Also included in the proposed district are several parks already listed on the NRHP:[5]:7 Garfield Park (listed in 1993), Humboldt Park (1992), Jackson Park and the Midway Plaisance (1972), Sherman Park (1990), and Washington Park (2004). The proposed district would add 1,982 "primary" and 348 "secondary" contributing buildings to the National Register.[5]:8

ReferencesEdit

  1. ^ "Biking the Boulevards with Geoffrey Baer" Archived 2016-03-22 at the Wayback Machine., WTTW. Retrieved March 26, 2016.
  2. ^ Midway Plaisance "Biking the Boulevards with Geoffrey Baer", WTTWRetrieved May 18, 2016.
  3. ^ "Chicago Park Boulevard System Historic District" map, City of Chicago. Retrieved March 31, 2016.
  4. ^ a b c d e f Bachrach, Julia Sniderman (2005). "Park Districts". The Encyclopedia of Chicago (electronic ed.). http://www.encyclopedia.chicagohistory.org/pages/955.html: Chicago Historical Society and The Newberry Library.
  5. ^ a b c d e f g h i "National Register of Historic Places Registration: Chicago Park Boulevard System Historic District" (PDF). (has 142 pages, is part 1 of 2, is continued in Part 2 (107 pages))
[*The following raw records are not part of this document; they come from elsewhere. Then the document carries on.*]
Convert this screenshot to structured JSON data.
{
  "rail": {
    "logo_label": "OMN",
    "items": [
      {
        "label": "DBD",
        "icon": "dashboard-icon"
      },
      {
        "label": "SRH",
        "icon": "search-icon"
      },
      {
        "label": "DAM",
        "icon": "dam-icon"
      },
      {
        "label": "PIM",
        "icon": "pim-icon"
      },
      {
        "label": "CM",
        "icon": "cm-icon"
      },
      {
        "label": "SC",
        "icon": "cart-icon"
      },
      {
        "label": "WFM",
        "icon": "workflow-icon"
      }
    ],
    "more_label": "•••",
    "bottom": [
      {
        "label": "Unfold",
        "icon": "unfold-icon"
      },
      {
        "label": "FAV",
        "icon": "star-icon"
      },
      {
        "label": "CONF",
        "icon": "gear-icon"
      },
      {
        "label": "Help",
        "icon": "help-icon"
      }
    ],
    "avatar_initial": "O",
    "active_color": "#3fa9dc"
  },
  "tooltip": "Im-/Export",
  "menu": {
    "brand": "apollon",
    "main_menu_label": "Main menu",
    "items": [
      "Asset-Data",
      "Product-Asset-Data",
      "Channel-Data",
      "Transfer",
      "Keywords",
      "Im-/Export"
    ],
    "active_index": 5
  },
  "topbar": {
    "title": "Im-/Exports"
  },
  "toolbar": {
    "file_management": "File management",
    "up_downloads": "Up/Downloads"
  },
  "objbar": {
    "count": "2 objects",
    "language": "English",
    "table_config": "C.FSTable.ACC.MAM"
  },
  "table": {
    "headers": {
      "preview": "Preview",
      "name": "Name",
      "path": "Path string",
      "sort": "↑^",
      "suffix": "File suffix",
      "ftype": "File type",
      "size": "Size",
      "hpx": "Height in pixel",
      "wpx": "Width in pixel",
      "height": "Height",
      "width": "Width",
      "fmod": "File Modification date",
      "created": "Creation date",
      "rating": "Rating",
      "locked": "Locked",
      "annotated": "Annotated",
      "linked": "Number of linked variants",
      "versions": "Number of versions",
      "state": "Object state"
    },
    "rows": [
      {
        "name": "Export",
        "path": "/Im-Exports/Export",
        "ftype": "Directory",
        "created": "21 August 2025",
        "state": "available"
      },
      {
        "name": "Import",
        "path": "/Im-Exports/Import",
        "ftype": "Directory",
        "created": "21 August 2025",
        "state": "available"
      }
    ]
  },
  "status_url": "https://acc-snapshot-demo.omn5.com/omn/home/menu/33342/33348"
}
  6. ^ a b Bluestone, Daniel M. (July 1985). "National Register of Historic Places Inventory - Nomination Form: Logan Square Boulevards Historic District" (PDF). National Park Service. Retrieved March 17, 2014. (Logan Square Boulevards Historic District is part of the larger system.)
  7. ^ a b Bledstein, Burton J., Project Director. "Chicago's Park & Boulevard System" (PDF). In the vicinity of Maxwell Street Market - Virtual Museum (tigger.uic.edu/depts/hist/hull-maxwell/). University of Illinois at Chicago. Retrieved April 7, 2016.
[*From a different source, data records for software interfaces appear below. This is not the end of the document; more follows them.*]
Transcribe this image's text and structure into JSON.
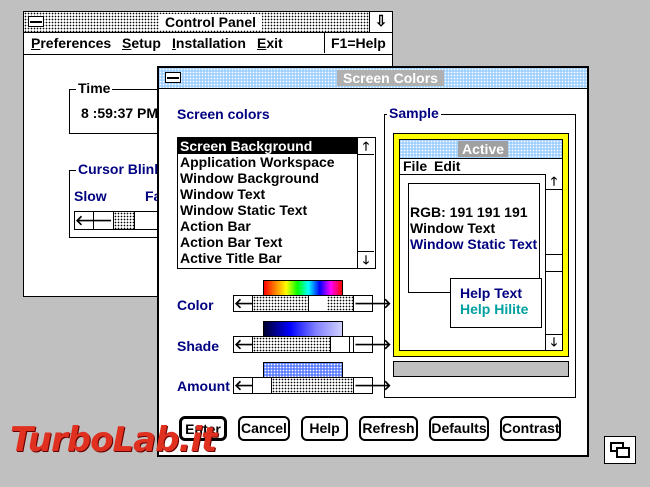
{
  "control_panel": {
    "title": "Control Panel",
    "menu": [
      {
        "accel": "P",
        "rest": "references"
      },
      {
        "accel": "S",
        "rest": "etup"
      },
      {
        "accel": "I",
        "rest": "nstallation"
      },
      {
        "accel": "E",
        "rest": "xit"
      }
    ],
    "help_hint": "F1=Help",
    "time_label": "Time",
    "time_value": "8 :59:37 PM",
    "cursor_blink_label": "Cursor Blink",
    "slow_label": "Slow",
    "fast_label": "Fa"
  },
  "screen_colors": {
    "title": "Screen Colors",
    "screen_colors_label": "Screen colors",
    "list_items": [
      "Screen Background",
      "Application Workspace",
      "Window Background",
      "Window Text",
      "Window Static Text",
      "Action Bar",
      "Action Bar Text",
      "Active Title Bar"
    ],
    "selected_index": 0,
    "color_label": "Color",
    "shade_label": "Shade",
    "amount_label": "Amount",
    "sample_label": "Sample",
    "sample": {
      "title": "Active",
      "menu": [
        "File",
        "Edit"
      ],
      "rgb_text": "RGB: 191 191 191",
      "window_text": "Window Text",
      "static_text": "Window Static Text",
      "help_text": "Help Text",
      "help_hilite": "Help Hilite"
    },
    "buttons": [
      "Enter",
      "Cancel",
      "Help",
      "Refresh",
      "Defaults",
      "Contrast"
    ]
  },
  "colors": {
    "static_blue": "#000080",
    "hilite_teal": "#00a0a0",
    "active_border": "#ffff00",
    "title_blue": "#9fcfff"
  },
  "watermark": "TurboLab.it"
}
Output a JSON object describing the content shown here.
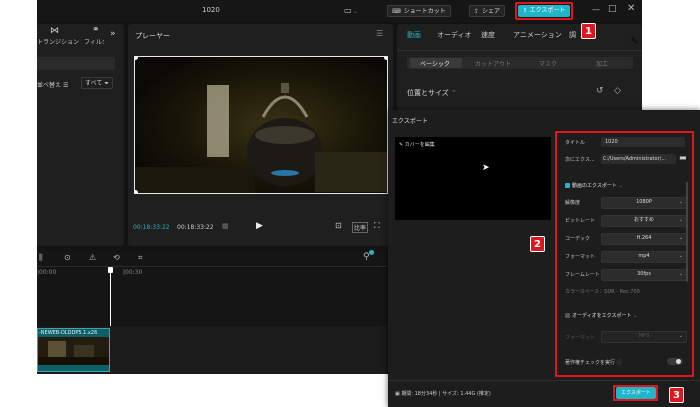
{
  "window": {
    "title": "1020"
  },
  "titlebar": {
    "shortcut_label": "ショートカット",
    "share_label": "シェア",
    "export_label": "エクスポート"
  },
  "left_panel": {
    "tab_transition": "トランジション",
    "tab_filter": "フィルタ",
    "sort_label": "並べ替え",
    "all_label": "すべて"
  },
  "player": {
    "title": "プレーヤー",
    "current_time": "00:18:33:22",
    "total_time": "00:18:33:22",
    "ratio_label": "比率"
  },
  "inspector": {
    "tabs": [
      "動画",
      "オーディオ",
      "速度",
      "アニメーション",
      "調"
    ],
    "subtabs": [
      "ベーシック",
      "カットアウト",
      "マスク",
      "加工"
    ],
    "section_title": "位置とサイズ"
  },
  "timeline": {
    "ruler_labels": [
      "|00:00",
      "|00:30"
    ],
    "clip_label": "-NEWEB-DLDDP5.1.x26"
  },
  "export_dialog": {
    "title": "エクスポート",
    "cover_edit": "カバーを編集",
    "title_label": "タイトル",
    "title_value": "1020",
    "export_to_label": "次にエクス...",
    "export_to_value": "C:/Users/Administrator/...",
    "video_section": "動画のエクスポート",
    "resolution_label": "解像度",
    "resolution_value": "1080P",
    "bitrate_label": "ビットレート",
    "bitrate_value": "おすすめ",
    "codec_label": "コーデック",
    "codec_value": "H.264",
    "format_label": "フォーマット",
    "format_value": "mp4",
    "framerate_label": "フレームレート",
    "framerate_value": "30fps",
    "colorspace": "カラースペース：SDR - Rec.709",
    "audio_section": "オーディオをエクスポート",
    "audio_format_label": "フォーマット",
    "audio_format_value": "MP3",
    "copyright_label": "著作権チェックを実行",
    "footer_info": "期間: 18分34秒 | サイズ: 1.44G (推定)",
    "export_button": "エクスポート"
  },
  "callouts": [
    "1",
    "2",
    "3"
  ],
  "colors": {
    "accent": "#1fb7c8",
    "callout_red": "#e0161e",
    "bg": "#131313"
  }
}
  8. ^ "William Le Baron Jenney - The Cultural Landscape Foundation". tclf.org.
  9. ^ "Diversey Parkway". Biking the Boulevards. Retrieved 25 May 2016.
  10. ^ "Chicago Park Boulevard System Historic District", The Cultural Landscape Foundation. Retrieved March 31, 2016.
  11. ^ "2011 NETWORK RESET COMPETITION - Chicago Architectural Club". chicagoarchitecturalclub.org. Retrieved 25 May 2016.
  12. ^ Vinnitskaya, Irina (March 30, 2011). "Network Reset: Rethinking the Chicago Emerald Necklace Competition Winners". ArchDaily. Retrieved 25 May 2016.
  13. ^ "Historic Preservation – Nomination: Chicago Park Boulevard System Historic District", City of Chicago. Retrieved March 26, 2016.
  14. ^ "Logan Square Boulevards District". Chicago Landmarks. City of Chicago. Retrieved March 17, 2014.

External linksEdit